Segment Start: GIVEN DATA
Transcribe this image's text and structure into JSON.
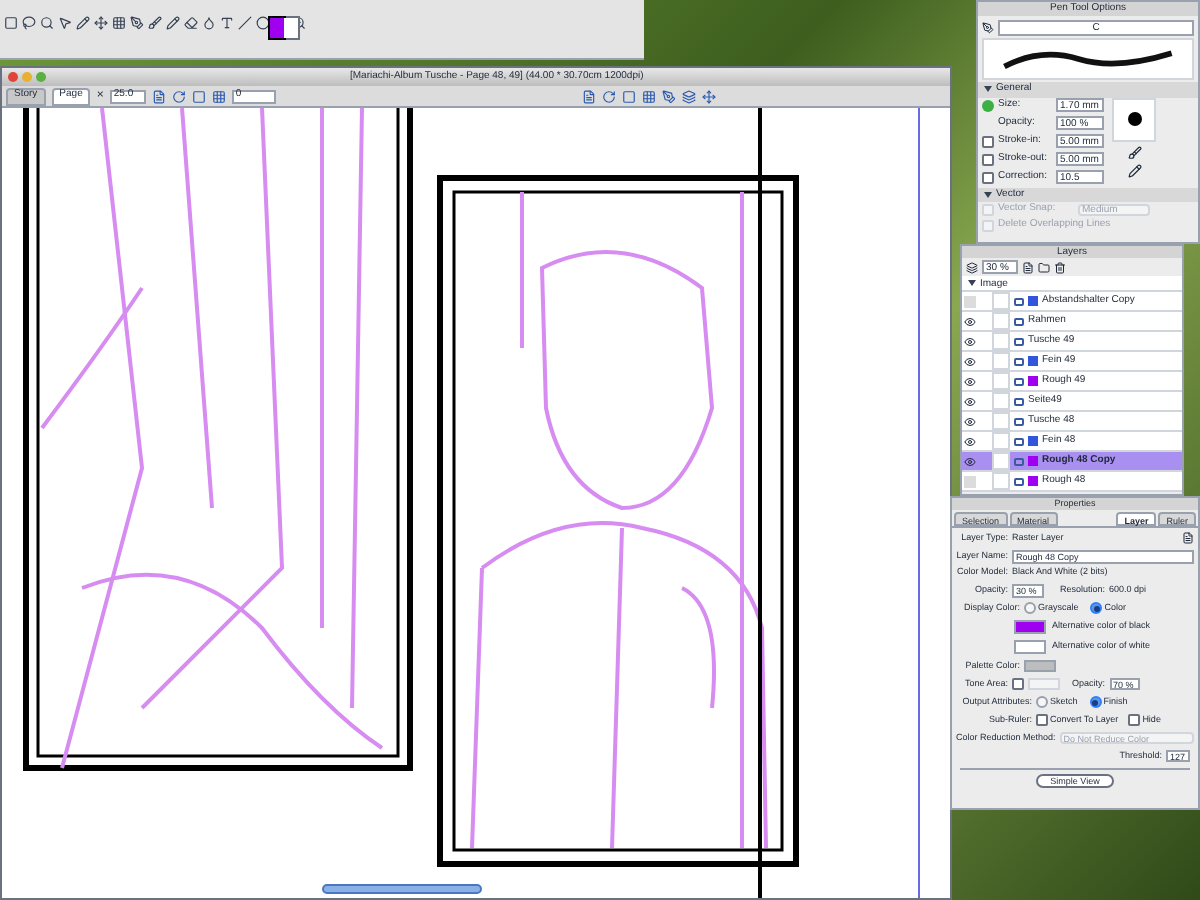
{
  "swatches": [
    {
      "color": "#a000f0",
      "selected": true
    },
    {
      "color": "#ffffff",
      "selected": false
    }
  ],
  "document": {
    "title": "[Mariachi-Album Tusche - Page 48, 49] (44.00 * 30.70cm 1200dpi)",
    "tabs": [
      {
        "label": "Story",
        "selected": false
      },
      {
        "label": "Page",
        "selected": true
      }
    ],
    "close": "×",
    "zoom": "25.0",
    "rotation": "0"
  },
  "pen_tool_options": {
    "title": "Pen Tool Options",
    "preset": "C",
    "general": "General",
    "settings": [
      {
        "kind": "dot",
        "label": "Size:",
        "value": "1.70 mm",
        "checked": true
      },
      {
        "kind": "plain",
        "label": "Opacity:",
        "value": "100 %"
      },
      {
        "kind": "checkbox",
        "label": "Stroke-in:",
        "value": "5.00 mm",
        "checked": false
      },
      {
        "kind": "checkbox",
        "label": "Stroke-out:",
        "value": "5.00 mm",
        "checked": false
      },
      {
        "kind": "checkbox",
        "label": "Correction:",
        "value": "10.5",
        "checked": false
      }
    ],
    "vector": "Vector",
    "vector_snap": {
      "label": "Vector Snap:",
      "value": "Medium",
      "disabled": true
    },
    "delete_overlapping": {
      "label": "Delete Overlapping Lines",
      "disabled": true
    }
  },
  "layers": {
    "title": "Layers",
    "opacity": "30 %",
    "group": "Image",
    "items": [
      {
        "name": "Abstandshalter Copy",
        "visible": false,
        "color": "#3355dd",
        "selected": false
      },
      {
        "name": "Rahmen",
        "visible": true,
        "selected": false
      },
      {
        "name": "Tusche 49",
        "visible": true,
        "selected": false
      },
      {
        "name": "Fein 49",
        "visible": true,
        "color": "#3355dd",
        "selected": false
      },
      {
        "name": "Rough 49",
        "visible": true,
        "color": "#a000f0",
        "selected": false
      },
      {
        "name": "Seite49",
        "visible": true,
        "selected": false
      },
      {
        "name": "Tusche 48",
        "visible": true,
        "selected": false
      },
      {
        "name": "Fein 48",
        "visible": true,
        "color": "#3355dd",
        "selected": false
      },
      {
        "name": "Rough 48 Copy",
        "visible": true,
        "color": "#a000f0",
        "selected": true
      },
      {
        "name": "Rough 48",
        "visible": false,
        "color": "#a000f0",
        "selected": false
      }
    ]
  },
  "properties": {
    "title": "Properties",
    "tabs": [
      {
        "label": "Selection",
        "selected": false
      },
      {
        "label": "Material",
        "selected": false
      },
      {
        "label": "Layer",
        "selected": true
      },
      {
        "label": "Ruler",
        "selected": false
      }
    ],
    "layer_type": {
      "label": "Layer Type:",
      "value": "Raster Layer"
    },
    "layer_name": {
      "label": "Layer Name:",
      "value": "Rough 48 Copy"
    },
    "color_model": {
      "label": "Color Model:",
      "value": "Black And White (2 bits)"
    },
    "opacity": {
      "label": "Opacity:",
      "value": "30 %"
    },
    "resolution": {
      "label": "Resolution:",
      "value": "600.0 dpi"
    },
    "display_color": {
      "label": "Display Color:",
      "options": [
        {
          "label": "Grayscale",
          "selected": false
        },
        {
          "label": "Color",
          "selected": true
        }
      ]
    },
    "alt_black": {
      "label": "Alternative color of black",
      "color": "#a000f0"
    },
    "alt_white": {
      "label": "Alternative color of white",
      "color": "#ffffff"
    },
    "palette_color": {
      "label": "Palette Color:"
    },
    "tone_area": {
      "label": "Tone Area:",
      "checked": false,
      "opacity_label": "Opacity:",
      "opacity": "70 %"
    },
    "output_attributes": {
      "label": "Output Attributes:",
      "options": [
        {
          "label": "Sketch",
          "selected": false
        },
        {
          "label": "Finish",
          "selected": true
        }
      ]
    },
    "sub_ruler": {
      "label": "Sub-Ruler:",
      "options": [
        {
          "label": "Convert To Layer",
          "checked": false
        },
        {
          "label": "Hide",
          "checked": false
        }
      ]
    },
    "color_reduction": {
      "label": "Color Reduction Method:",
      "value": "Do Not Reduce Color"
    },
    "threshold": {
      "label": "Threshold:",
      "value": "127"
    },
    "simple_view": "Simple View"
  }
}
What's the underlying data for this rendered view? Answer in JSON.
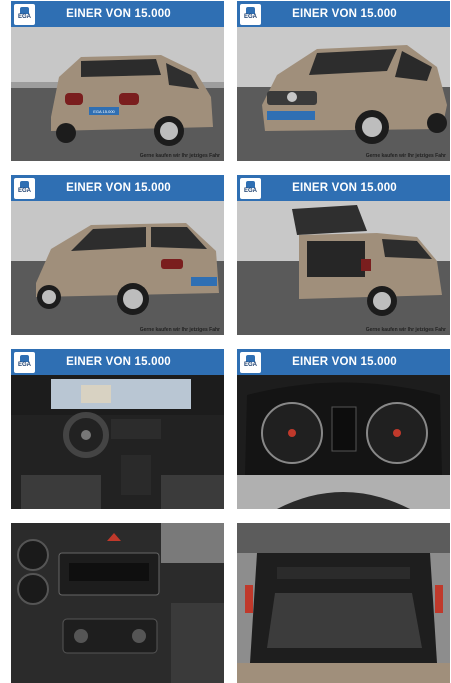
{
  "gallery": {
    "banner_title": "EINER VON 15.000",
    "logo_text": "EGA",
    "caption": "Gerne kaufen wir Ihr jetziges Fahr",
    "plate_text": "EGA 15.000",
    "tiles": [
      {
        "name": "rear-left-view-photo",
        "has_banner": true,
        "has_caption": true
      },
      {
        "name": "front-left-view-photo",
        "has_banner": true,
        "has_caption": true
      },
      {
        "name": "side-rear-view-photo",
        "has_banner": true,
        "has_caption": true
      },
      {
        "name": "open-trunk-view-photo",
        "has_banner": true,
        "has_caption": true
      },
      {
        "name": "dashboard-interior-photo",
        "has_banner": true,
        "has_caption": false
      },
      {
        "name": "instrument-cluster-photo",
        "has_banner": true,
        "has_caption": false
      },
      {
        "name": "center-console-photo",
        "has_banner": false,
        "has_caption": false
      },
      {
        "name": "trunk-interior-photo",
        "has_banner": false,
        "has_caption": false
      }
    ]
  },
  "colors": {
    "banner": "#2f6fb3",
    "car_body": "#a08f7b",
    "background": "#ffffff"
  }
}
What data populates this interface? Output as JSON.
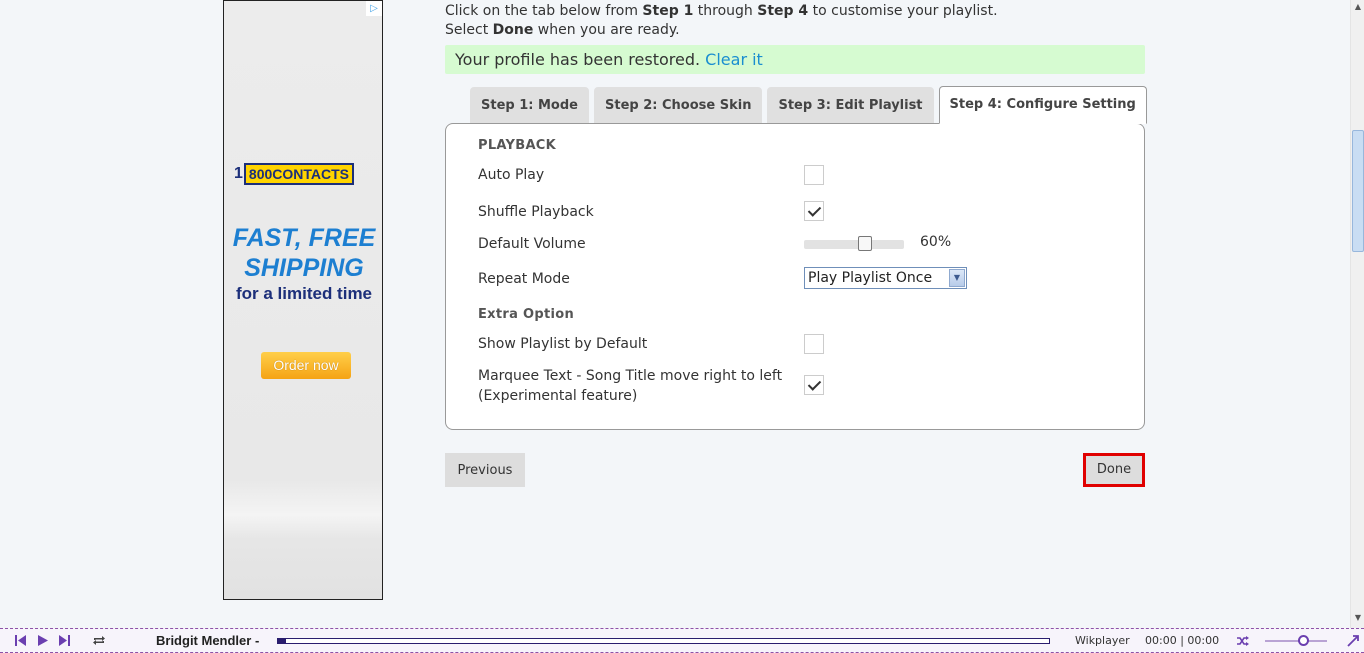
{
  "ad": {
    "badge": "▷",
    "logo_number": "1",
    "logo_text": "800CONTACTS",
    "headline_line1": "FAST, FREE",
    "headline_line2": "SHIPPING",
    "subline": "for a limited time",
    "button": "Order now"
  },
  "intro": {
    "line1_a": "Click on the tab below from ",
    "line1_b": "Step 1",
    "line1_c": " through ",
    "line1_d": "Step 4",
    "line1_e": " to customise your playlist.",
    "line2_a": "Select ",
    "line2_b": "Done",
    "line2_c": " when you are ready."
  },
  "notice": {
    "text": "Your profile has been restored. ",
    "link": "Clear it"
  },
  "tabs": [
    {
      "label": "Step 1: Mode"
    },
    {
      "label": "Step 2: Choose Skin"
    },
    {
      "label": "Step 3: Edit Playlist"
    },
    {
      "label": "Step 4: Configure Setting"
    }
  ],
  "settings": {
    "section_playback": "PLAYBACK",
    "auto_play": {
      "label": "Auto Play",
      "checked": false
    },
    "shuffle": {
      "label": "Shuffle Playback",
      "checked": true
    },
    "volume": {
      "label": "Default Volume",
      "value": 60,
      "display": "60%"
    },
    "repeat": {
      "label": "Repeat Mode",
      "selected": "Play Playlist Once"
    },
    "section_extra": "Extra Option",
    "show_playlist": {
      "label": "Show Playlist by Default",
      "checked": false
    },
    "marquee": {
      "label_line1": "Marquee Text - Song Title move right to left",
      "label_line2": "(Experimental feature)",
      "checked": true
    }
  },
  "buttons": {
    "previous": "Previous",
    "done": "Done"
  },
  "player": {
    "title": "Bridgit Mendler -",
    "brand": "Wikplayer",
    "time": "00:00 | 00:00",
    "progress": 0.01,
    "volume": 0.6
  },
  "colors": {
    "accent_purple": "#6b3fb0",
    "notice_bg": "#d6fbd1",
    "link": "#1a8ed0",
    "done_highlight": "#e00000"
  }
}
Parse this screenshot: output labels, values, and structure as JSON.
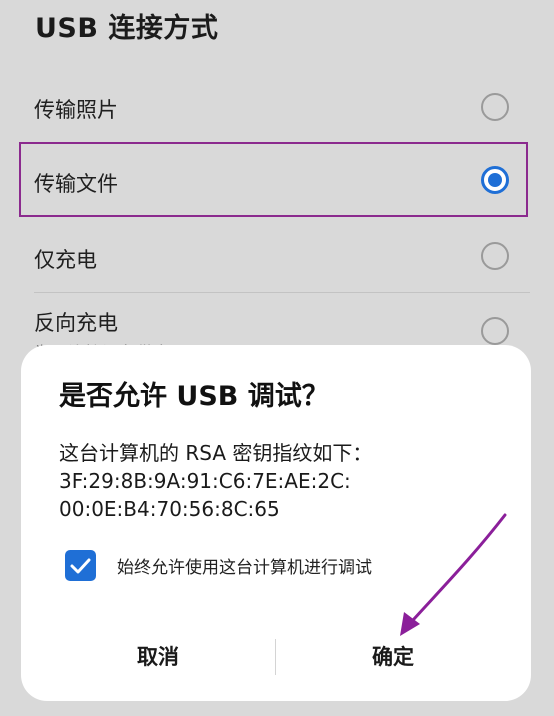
{
  "background_screen": {
    "title": "USB 连接方式",
    "options": [
      {
        "label": "传输照片",
        "selected": false
      },
      {
        "label": "传输文件",
        "selected": true
      },
      {
        "label": "仅充电",
        "selected": false
      },
      {
        "label": "反向充电",
        "selected": false
      }
    ],
    "reverse_charge_subtitle": "为已连接设备供电"
  },
  "dialog": {
    "title": "是否允许 USB 调试？",
    "message_line1": "这台计算机的 RSA 密钥指纹如下：",
    "fingerprint_line1": "3F:29:8B:9A:91:C6:7E:AE:2C:",
    "fingerprint_line2": "00:0E:B4:70:56:8C:65",
    "always_allow": {
      "label": "始终允许使用这台计算机进行调试",
      "checked": true
    },
    "cancel_label": "取消",
    "confirm_label": "确定"
  },
  "colors": {
    "accent": "#1f6fd6",
    "highlight_box": "#8b2a8e",
    "arrow": "#8b1f9a",
    "scrim_background": "#d9d9d9"
  }
}
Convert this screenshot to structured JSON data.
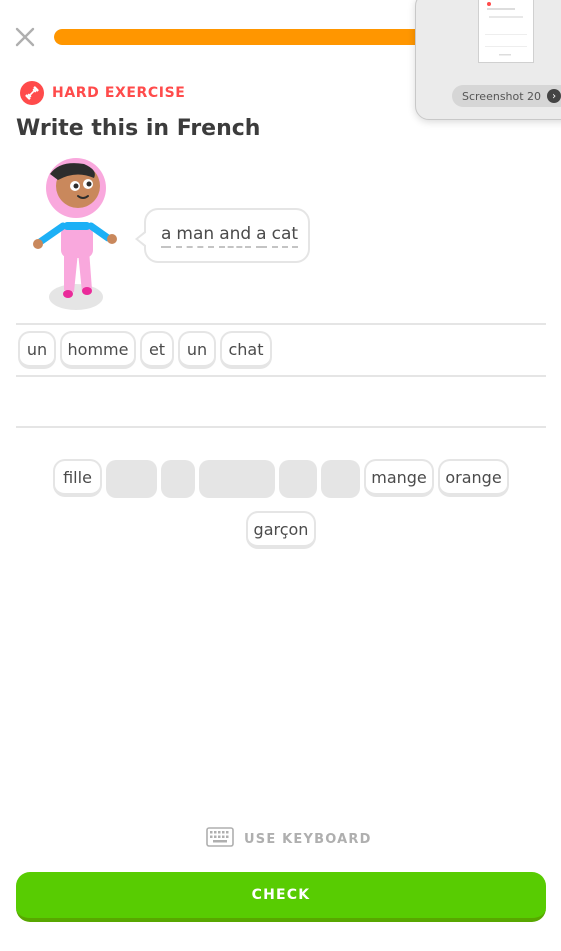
{
  "header": {
    "progress": 0.78
  },
  "badge": {
    "label": "HARD EXERCISE"
  },
  "prompt": {
    "title": "Write this in French",
    "sentence_words": [
      "a",
      "man",
      "and",
      "a",
      "cat"
    ]
  },
  "answer_chips": [
    "un",
    "homme",
    "et",
    "un",
    "chat"
  ],
  "bank": {
    "visible_words": [
      "fille",
      "mange",
      "orange",
      "garçon"
    ]
  },
  "footer": {
    "keyboard_label": "USE KEYBOARD",
    "check_label": "CHECK"
  },
  "screenshot_thumb": {
    "caption": "Screenshot 20"
  },
  "colors": {
    "accent_green": "#58cc02",
    "progress_orange": "#ff9600",
    "hard_red": "#ff4b4b"
  }
}
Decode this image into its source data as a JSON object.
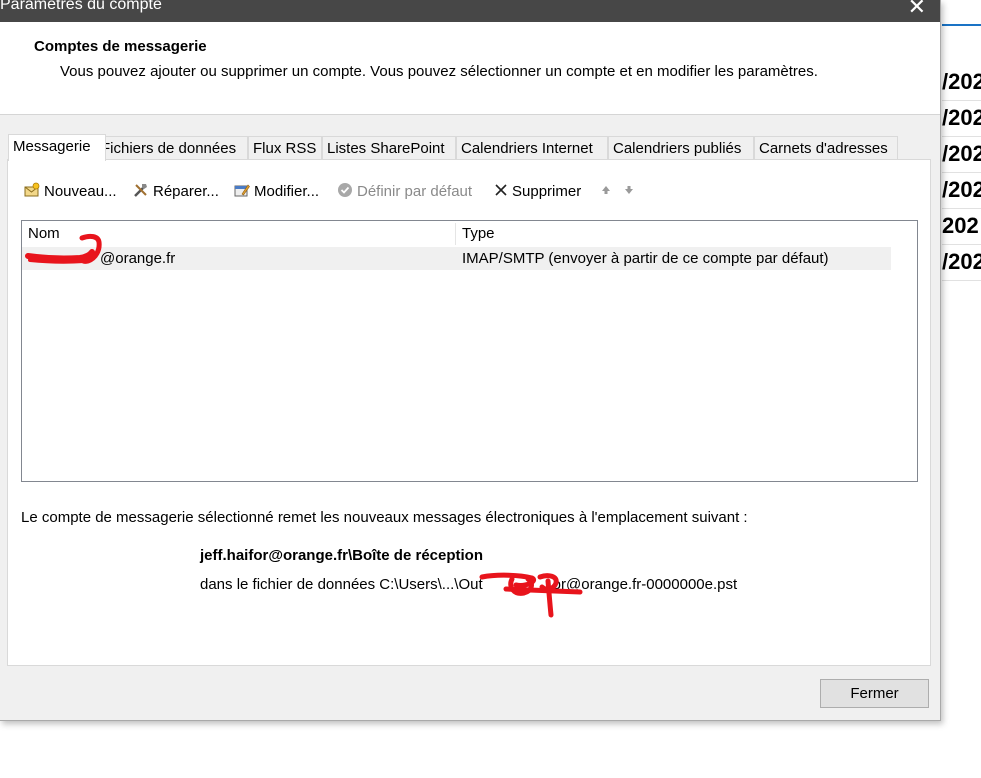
{
  "window": {
    "title": "Paramètres du compte",
    "close_glyph": "✕"
  },
  "header": {
    "title": "Comptes de messagerie",
    "description": "Vous pouvez ajouter ou supprimer un compte. Vous pouvez sélectionner un compte et en modifier les paramètres."
  },
  "tabs": [
    {
      "label": "Messagerie",
      "active": true
    },
    {
      "label": "Fichiers de données"
    },
    {
      "label": "Flux RSS"
    },
    {
      "label": "Listes SharePoint"
    },
    {
      "label": "Calendriers Internet"
    },
    {
      "label": "Calendriers publiés"
    },
    {
      "label": "Carnets d'adresses"
    }
  ],
  "toolbar": {
    "new": "Nouveau...",
    "repair": "Réparer...",
    "modify": "Modifier...",
    "set_default": "Définir par défaut",
    "delete": "Supprimer",
    "move_up_icon": "arrow-up-icon",
    "move_down_icon": "arrow-down-icon"
  },
  "accounts_list": {
    "columns": [
      "Nom",
      "Type"
    ],
    "rows": [
      {
        "name": "jeff.haifor@orange.fr",
        "name_visible": "@orange.fr",
        "type": "IMAP/SMTP (envoyer à partir de ce compte par défaut)"
      }
    ]
  },
  "delivery": {
    "intro": "Le compte de messagerie sélectionné remet les nouveaux messages électroniques à l'emplacement suivant :",
    "location": "jeff.haifor@orange.fr\\Boîte de réception",
    "file_prefix": "dans le fichier de données C:\\Users\\...\\Out",
    "file_suffix": "or@orange.fr-0000000e.pst"
  },
  "buttons": {
    "close": "Fermer"
  },
  "background_app": {
    "rows": [
      "/202",
      "/202",
      "/202",
      "/202",
      "202",
      "/202"
    ]
  },
  "colors": {
    "titlebar": "#474747",
    "dialog_bg": "#f0f0f0",
    "redaction": "#e8141c",
    "accent": "#1a73c5"
  }
}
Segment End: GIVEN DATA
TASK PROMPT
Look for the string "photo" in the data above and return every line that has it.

TASK ANSWER
        "name": "rear-left-view-photo",
        "name": "front-left-view-photo",
        "name": "side-rear-view-photo",
        "name": "open-trunk-view-photo",
        "name": "dashboard-interior-photo",
        "name": "instrument-cluster-photo",
        "name": "center-console-photo",
        "name": "trunk-interior-photo",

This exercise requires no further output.